California employers with at least 100 employees are likely familiar with the pay data reporting requirements that were enacted in 2020. However, recent amendments under SB 1162 make some significant changes for 2023. You may have noticed that SB 1162’s job posting requirements (which I discuss here and here) have gotten the most attention, at least so far. But don’t forget to check out the updated Payment Data Reporting FAQ, which was recently issued by the California Department of Civil Rights (CRD). What are the top four payment data reporting changes that will affect your business in 2023 and beyond?
1. New deadline for payment data reports
In previous years, payment data reports were due by the end of March. However, SB 1162 changed this deadline so reports are now filed on the second Wednesday in May each year.
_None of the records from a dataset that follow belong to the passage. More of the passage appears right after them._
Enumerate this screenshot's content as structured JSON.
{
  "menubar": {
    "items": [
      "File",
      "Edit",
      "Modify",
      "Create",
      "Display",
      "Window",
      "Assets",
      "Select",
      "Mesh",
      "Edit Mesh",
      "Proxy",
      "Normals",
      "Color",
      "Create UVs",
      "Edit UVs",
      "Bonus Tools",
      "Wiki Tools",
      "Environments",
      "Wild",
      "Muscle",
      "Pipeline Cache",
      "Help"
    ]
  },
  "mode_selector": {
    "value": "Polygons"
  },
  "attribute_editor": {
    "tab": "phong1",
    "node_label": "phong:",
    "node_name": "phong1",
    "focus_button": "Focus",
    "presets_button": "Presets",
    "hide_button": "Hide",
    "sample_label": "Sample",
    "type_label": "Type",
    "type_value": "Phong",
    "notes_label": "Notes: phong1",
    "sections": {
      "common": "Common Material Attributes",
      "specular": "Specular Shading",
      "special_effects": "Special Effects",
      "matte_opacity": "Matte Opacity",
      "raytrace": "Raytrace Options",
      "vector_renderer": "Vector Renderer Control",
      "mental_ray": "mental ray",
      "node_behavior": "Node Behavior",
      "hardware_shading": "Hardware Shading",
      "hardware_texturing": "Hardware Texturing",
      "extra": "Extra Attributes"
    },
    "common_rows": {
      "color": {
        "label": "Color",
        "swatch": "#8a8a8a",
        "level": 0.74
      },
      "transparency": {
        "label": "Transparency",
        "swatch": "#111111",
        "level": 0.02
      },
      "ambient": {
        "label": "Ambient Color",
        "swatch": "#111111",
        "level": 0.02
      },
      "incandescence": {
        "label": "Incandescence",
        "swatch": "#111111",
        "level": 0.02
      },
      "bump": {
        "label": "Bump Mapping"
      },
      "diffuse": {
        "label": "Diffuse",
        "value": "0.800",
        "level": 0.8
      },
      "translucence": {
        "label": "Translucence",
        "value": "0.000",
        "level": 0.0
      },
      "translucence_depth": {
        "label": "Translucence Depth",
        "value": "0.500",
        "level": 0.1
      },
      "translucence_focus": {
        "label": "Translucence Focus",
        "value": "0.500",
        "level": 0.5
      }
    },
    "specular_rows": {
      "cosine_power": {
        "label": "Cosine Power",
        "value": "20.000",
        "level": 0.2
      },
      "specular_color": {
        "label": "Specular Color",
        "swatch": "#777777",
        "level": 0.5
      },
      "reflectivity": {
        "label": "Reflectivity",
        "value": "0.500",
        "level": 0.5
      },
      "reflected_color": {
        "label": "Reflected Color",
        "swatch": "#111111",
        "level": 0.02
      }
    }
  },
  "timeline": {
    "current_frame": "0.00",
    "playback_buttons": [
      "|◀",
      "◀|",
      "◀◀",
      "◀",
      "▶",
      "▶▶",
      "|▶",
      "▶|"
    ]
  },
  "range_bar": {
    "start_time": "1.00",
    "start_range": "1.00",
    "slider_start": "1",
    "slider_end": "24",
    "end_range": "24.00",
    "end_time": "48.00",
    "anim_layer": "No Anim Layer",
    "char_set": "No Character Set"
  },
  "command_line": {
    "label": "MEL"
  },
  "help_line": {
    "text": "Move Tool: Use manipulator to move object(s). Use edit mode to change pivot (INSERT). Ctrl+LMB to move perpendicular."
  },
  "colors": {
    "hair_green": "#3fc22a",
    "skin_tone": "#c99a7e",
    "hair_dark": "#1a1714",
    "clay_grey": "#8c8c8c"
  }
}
This year, the due date for submitting the payment date reports will be May 10.
While the CRD (formerly the Department of Fair Employment and Housing) has only updated its FAQs so far to reflect the changes made by SB 1162, the department has indicated that it plans to provide updated reporting templates and other documents, and that the portal to receive payment data reports will open on February 1st.
2. Average and median hourly rates
The most significant data set change made by SB 1162 is a new requirement for employers to calculate and report employees’ mean and median hourly rate by establishment, job category, race/ethnicity, and sex. The updated FAQ provides a detailed explanation of how employers should make these calculations.
It is important to note that you will need to calculate each employee’s individual hourly rate before calculating the average and median hourly rate for each group of employees within the same establishment, job category, race/ethnicity, and gender. This will be a significant administrative burden for employers, so you should start the planning process now.
3. Increased penalties for non-compliance
Previously, the CRD was authorized to take civil action against an employer that failed to file pay data reports, obtain an injunction compelling them to do so, and recover the costs of bringing such action. However, SB 1162 adds civil penalties of $100 per employee for failure to submit pay data reports, which increase to $200 per employee for subsequent violations. The FAQs have been updated to reflect these new civil penalties.
4. Employee reports of “labor contractors”
The most significant change made by SB 1162 is the requirement that employers with 100 or more employees hired through “labor contractors” must file a separate pay data report covering those employees hired in the prior calendar year. Of course, this is in addition to the pay data reporting that employers will need to submit for their own workers. Although employers have been left in the dark about this new requirement, the updated FAQ provides some much-needed information about this new requirement.
As an initial matter, the CRD now refers to wage data reports that an employer will file on its own employees as “payroll employee reports.” Reports filed on employees of labor contractors are called “labor contractor employee reports.” Employers reviewing the CRD FAQs and additional future guidance will need to understand the difference between these two terms.
As discussed above, the CRD expects to provide new versions of the payment data reporting resources by February 1. Therefore, you should be on the lookout for these additional templates and resources and for additional guidance and clarification.
In the meantime, the updated FAQ provides initial clarification of the “labor contractor employee report” requirements, including the following:
- Contractual employees located inside and outside of California are counted in determining whether an employer has 100 or more labor contractor employees.
- You must also count part-time employees of labor contractors and those on paid or unpaid leave, including California Family Rights Act leave, pregnancy leave, disciplinary suspension, or any other state-approved leave. the employer.
- Employers will only need to file one labor contractor report, even if they have multiple labor contractors.
- Like payroll employee reports, the report should group contractual employees who have the same job category, salary band, race/ethnicity, and gender.
- As with the payroll employee reports, employers will need to calculate the mean and median hourly rate for the group of contractual employees.
- The Snapshot Period for labor contractor employee reports will be a single pay period between October 1 and December 31 of the reporting year. The CRD recommends that the client employer work with each of its labor contractors to select the single pay period between October 1 and December 31 of the reporting year.
- However, the Snapshot Period is not the period that will be used to calculate the labor contractor employee’s wages or hours worked.
While these updated FAQs are helpful and answer some of the outstanding questions about “labor contractor” employee reporting requirements, many questions remain. For example, SB 1162 defines a “labor contractor” as someone who provides a client employer with workers to perform labor within the client employer’s “ordinary course of business.” The updated FAQs repeat the legal definition but do not shed additional light on how this term should be interpreted (for example, according to AB 5 and the “ABC test” to determine employee/independent contractor status).
We will continue to monitor updates to the CRD on payment data reporting requirements and the required reporting format. Make sure you are subscribed to the Fisher Phillips Insight system for the most up-to-date information. Our lawyers can help you prepare your company’s payment data reports. Any questions may be directed to your Fisher Phillips attorney, the authors of this Information, or any attorney in our Pay Equity Practice Group.